(Excerpts from an interface dataset)
-------------------------

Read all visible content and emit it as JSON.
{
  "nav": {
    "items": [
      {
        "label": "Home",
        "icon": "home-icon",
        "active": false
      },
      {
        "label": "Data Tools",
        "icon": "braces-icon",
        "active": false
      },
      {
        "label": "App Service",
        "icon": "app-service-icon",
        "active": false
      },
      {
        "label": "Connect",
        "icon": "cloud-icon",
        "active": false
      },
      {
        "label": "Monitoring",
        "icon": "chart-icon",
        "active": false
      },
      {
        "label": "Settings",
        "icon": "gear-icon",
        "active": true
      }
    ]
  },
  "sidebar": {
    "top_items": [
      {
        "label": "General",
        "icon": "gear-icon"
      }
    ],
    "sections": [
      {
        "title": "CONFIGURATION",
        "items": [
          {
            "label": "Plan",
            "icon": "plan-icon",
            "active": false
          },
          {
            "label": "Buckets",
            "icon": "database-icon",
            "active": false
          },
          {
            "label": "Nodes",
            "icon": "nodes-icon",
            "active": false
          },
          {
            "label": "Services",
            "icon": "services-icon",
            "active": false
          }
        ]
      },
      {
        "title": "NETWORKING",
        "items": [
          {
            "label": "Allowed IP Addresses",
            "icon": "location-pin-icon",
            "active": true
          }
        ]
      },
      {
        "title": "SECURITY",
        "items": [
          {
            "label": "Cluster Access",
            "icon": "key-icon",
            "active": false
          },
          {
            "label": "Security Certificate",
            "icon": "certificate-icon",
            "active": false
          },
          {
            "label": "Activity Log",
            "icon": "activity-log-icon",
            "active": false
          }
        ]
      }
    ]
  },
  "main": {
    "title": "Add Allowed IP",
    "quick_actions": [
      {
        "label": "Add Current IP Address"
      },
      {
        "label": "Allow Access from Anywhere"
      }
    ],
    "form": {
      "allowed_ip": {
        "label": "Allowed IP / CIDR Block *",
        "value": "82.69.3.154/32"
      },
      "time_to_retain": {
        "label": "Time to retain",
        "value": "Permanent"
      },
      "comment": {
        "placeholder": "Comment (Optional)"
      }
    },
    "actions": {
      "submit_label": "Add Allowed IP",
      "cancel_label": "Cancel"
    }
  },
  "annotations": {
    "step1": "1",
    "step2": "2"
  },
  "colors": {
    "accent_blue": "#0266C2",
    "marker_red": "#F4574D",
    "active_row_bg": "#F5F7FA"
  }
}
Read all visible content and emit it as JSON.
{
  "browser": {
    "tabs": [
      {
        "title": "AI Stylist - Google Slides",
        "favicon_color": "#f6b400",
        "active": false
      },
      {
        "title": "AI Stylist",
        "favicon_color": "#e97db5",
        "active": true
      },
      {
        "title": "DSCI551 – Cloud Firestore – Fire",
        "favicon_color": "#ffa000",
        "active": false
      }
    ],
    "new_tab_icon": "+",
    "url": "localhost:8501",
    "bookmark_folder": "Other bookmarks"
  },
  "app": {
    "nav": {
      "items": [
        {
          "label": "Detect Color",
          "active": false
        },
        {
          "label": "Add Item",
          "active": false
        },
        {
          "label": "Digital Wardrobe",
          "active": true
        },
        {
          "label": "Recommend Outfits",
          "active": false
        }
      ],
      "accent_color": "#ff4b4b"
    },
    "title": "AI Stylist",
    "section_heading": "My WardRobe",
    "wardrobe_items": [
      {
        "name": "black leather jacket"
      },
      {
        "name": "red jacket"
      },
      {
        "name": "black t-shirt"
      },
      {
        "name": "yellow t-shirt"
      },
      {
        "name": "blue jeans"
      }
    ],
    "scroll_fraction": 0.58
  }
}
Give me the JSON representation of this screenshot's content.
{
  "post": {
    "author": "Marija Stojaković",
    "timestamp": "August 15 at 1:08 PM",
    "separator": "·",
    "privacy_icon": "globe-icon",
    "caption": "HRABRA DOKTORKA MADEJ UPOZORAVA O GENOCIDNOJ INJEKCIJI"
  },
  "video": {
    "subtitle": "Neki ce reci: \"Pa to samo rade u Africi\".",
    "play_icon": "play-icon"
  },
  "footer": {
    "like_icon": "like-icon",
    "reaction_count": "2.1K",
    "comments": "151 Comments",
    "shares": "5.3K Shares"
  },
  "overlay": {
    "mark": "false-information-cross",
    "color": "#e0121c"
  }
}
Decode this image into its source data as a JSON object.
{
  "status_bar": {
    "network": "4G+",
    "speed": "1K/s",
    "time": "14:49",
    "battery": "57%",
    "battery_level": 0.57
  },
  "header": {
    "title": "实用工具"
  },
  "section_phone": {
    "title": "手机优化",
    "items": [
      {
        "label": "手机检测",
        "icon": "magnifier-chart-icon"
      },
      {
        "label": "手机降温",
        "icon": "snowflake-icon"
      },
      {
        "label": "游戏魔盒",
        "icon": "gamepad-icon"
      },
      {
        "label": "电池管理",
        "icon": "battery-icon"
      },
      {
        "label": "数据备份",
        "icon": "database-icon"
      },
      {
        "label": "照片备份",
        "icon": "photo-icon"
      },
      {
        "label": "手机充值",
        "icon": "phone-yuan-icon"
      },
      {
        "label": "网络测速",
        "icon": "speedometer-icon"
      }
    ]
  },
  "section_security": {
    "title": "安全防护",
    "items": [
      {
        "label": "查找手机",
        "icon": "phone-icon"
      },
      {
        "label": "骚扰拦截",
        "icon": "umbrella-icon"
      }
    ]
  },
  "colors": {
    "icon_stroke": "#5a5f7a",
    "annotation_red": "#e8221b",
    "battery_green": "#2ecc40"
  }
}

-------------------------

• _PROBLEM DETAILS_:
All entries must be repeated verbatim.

• _ANSWER BOX_:
Read all visible content and emit it as JSON.
{
  "nav": {
    "items": [
      {
        "label": "Home",
        "icon": "home-icon",
        "active": false
      },
      {
        "label": "Data Tools",
        "icon": "braces-icon",
        "active": false
      },
      {
        "label": "App Service",
        "icon": "app-service-icon",
        "active": false
      },
      {
        "label": "Connect",
        "icon": "cloud-icon",
        "active": false
      },
      {
        "label": "Monitoring",
        "icon": "chart-icon",
        "active": false
      },
      {
        "label": "Settings",
        "icon": "gear-icon",
        "active": true
      }
    ]
  },
  "sidebar": {
    "top_items": [
      {
        "label": "General",
        "icon": "gear-icon"
      }
    ],
    "sections": [
      {
        "title": "CONFIGURATION",
        "items": [
          {
            "label": "Plan",
            "icon": "plan-icon",
            "active": false
          },
          {
            "label": "Buckets",
            "icon": "database-icon",
            "active": false
          },
          {
            "label": "Nodes",
            "icon": "nodes-icon",
            "active": false
          },
          {
            "label": "Services",
            "icon": "services-icon",
            "active": false
          }
        ]
      },
      {
        "title": "NETWORKING",
        "items": [
          {
            "label": "Allowed IP Addresses",
            "icon": "location-pin-icon",
            "active": true
          }
        ]
      },
      {
        "title": "SECURITY",
        "items": [
          {
            "label": "Cluster Access",
            "icon": "key-icon",
            "active": false
          },
          {
            "label": "Security Certificate",
            "icon": "certificate-icon",
            "active": false
          },
          {
            "label": "Activity Log",
            "icon": "activity-log-icon",
            "active": false
          }
        ]
      }
    ]
  },
  "main": {
    "title": "Add Allowed IP",
    "quick_actions": [
      {
        "label": "Add Current IP Address"
      },
      {
        "label": "Allow Access from Anywhere"
      }
    ],
    "form": {
      "allowed_ip": {
        "label": "Allowed IP / CIDR Block *",
        "value": "82.69.3.154/32"
      },
      "time_to_retain": {
        "label": "Time to retain",
        "value": "Permanent"
      },
      "comment": {
        "placeholder": "Comment (Optional)"
      }
    },
    "actions": {
      "submit_label": "Add Allowed IP",
      "cancel_label": "Cancel"
    }
  },
  "annotations": {
    "step1": "1",
    "step2": "2"
  },
  "colors": {
    "accent_blue": "#0266C2",
    "marker_red": "#F4574D",
    "active_row_bg": "#F5F7FA"
  }
}
Read all visible content and emit it as JSON.
{
  "browser": {
    "tabs": [
      {
        "title": "AI Stylist - Google Slides",
        "favicon_color": "#f6b400",
        "active": false
      },
      {
        "title": "AI Stylist",
        "favicon_color": "#e97db5",
        "active": true
      },
      {
        "title": "DSCI551 – Cloud Firestore – Fire",
        "favicon_color": "#ffa000",
        "active": false
      }
    ],
    "new_tab_icon": "+",
    "url": "localhost:8501",
    "bookmark_folder": "Other bookmarks"
  },
  "app": {
    "nav": {
      "items": [
        {
          "label": "Detect Color",
          "active": false
        },
        {
          "label": "Add Item",
          "active": false
        },
        {
          "label": "Digital Wardrobe",
          "active": true
        },
        {
          "label": "Recommend Outfits",
          "active": false
        }
      ],
      "accent_color": "#ff4b4b"
    },
    "title": "AI Stylist",
    "section_heading": "My WardRobe",
    "wardrobe_items": [
      {
        "name": "black leather jacket"
      },
      {
        "name": "red jacket"
      },
      {
        "name": "black t-shirt"
      },
      {
        "name": "yellow t-shirt"
      },
      {
        "name": "blue jeans"
      }
    ],
    "scroll_fraction": 0.58
  }
}
Give me the JSON representation of this screenshot's content.
{
  "post": {
    "author": "Marija Stojaković",
    "timestamp": "August 15 at 1:08 PM",
    "separator": "·",
    "privacy_icon": "globe-icon",
    "caption": "HRABRA DOKTORKA MADEJ UPOZORAVA O GENOCIDNOJ INJEKCIJI"
  },
  "video": {
    "subtitle": "Neki ce reci: \"Pa to samo rade u Africi\".",
    "play_icon": "play-icon"
  },
  "footer": {
    "like_icon": "like-icon",
    "reaction_count": "2.1K",
    "comments": "151 Comments",
    "shares": "5.3K Shares"
  },
  "overlay": {
    "mark": "false-information-cross",
    "color": "#e0121c"
  }
}
Decode this image into its source data as a JSON object.
{
  "status_bar": {
    "network": "4G+",
    "speed": "1K/s",
    "time": "14:49",
    "battery": "57%",
    "battery_level": 0.57
  },
  "header": {
    "title": "实用工具"
  },
  "section_phone": {
    "title": "手机优化",
    "items": [
      {
        "label": "手机检测",
        "icon": "magnifier-chart-icon"
      },
      {
        "label": "手机降温",
        "icon": "snowflake-icon"
      },
      {
        "label": "游戏魔盒",
        "icon": "gamepad-icon"
      },
      {
        "label": "电池管理",
        "icon": "battery-icon"
      },
      {
        "label": "数据备份",
        "icon": "database-icon"
      },
      {
        "label": "照片备份",
        "icon": "photo-icon"
      },
      {
        "label": "手机充值",
        "icon": "phone-yuan-icon"
      },
      {
        "label": "网络测速",
        "icon": "speedometer-icon"
      }
    ]
  },
  "section_security": {
    "title": "安全防护",
    "items": [
      {
        "label": "查找手机",
        "icon": "phone-icon"
      },
      {
        "label": "骚扰拦截",
        "icon": "umbrella-icon"
      }
    ]
  },
  "colors": {
    "icon_stroke": "#5a5f7a",
    "annotation_red": "#e8221b",
    "battery_green": "#2ecc40"
  }
}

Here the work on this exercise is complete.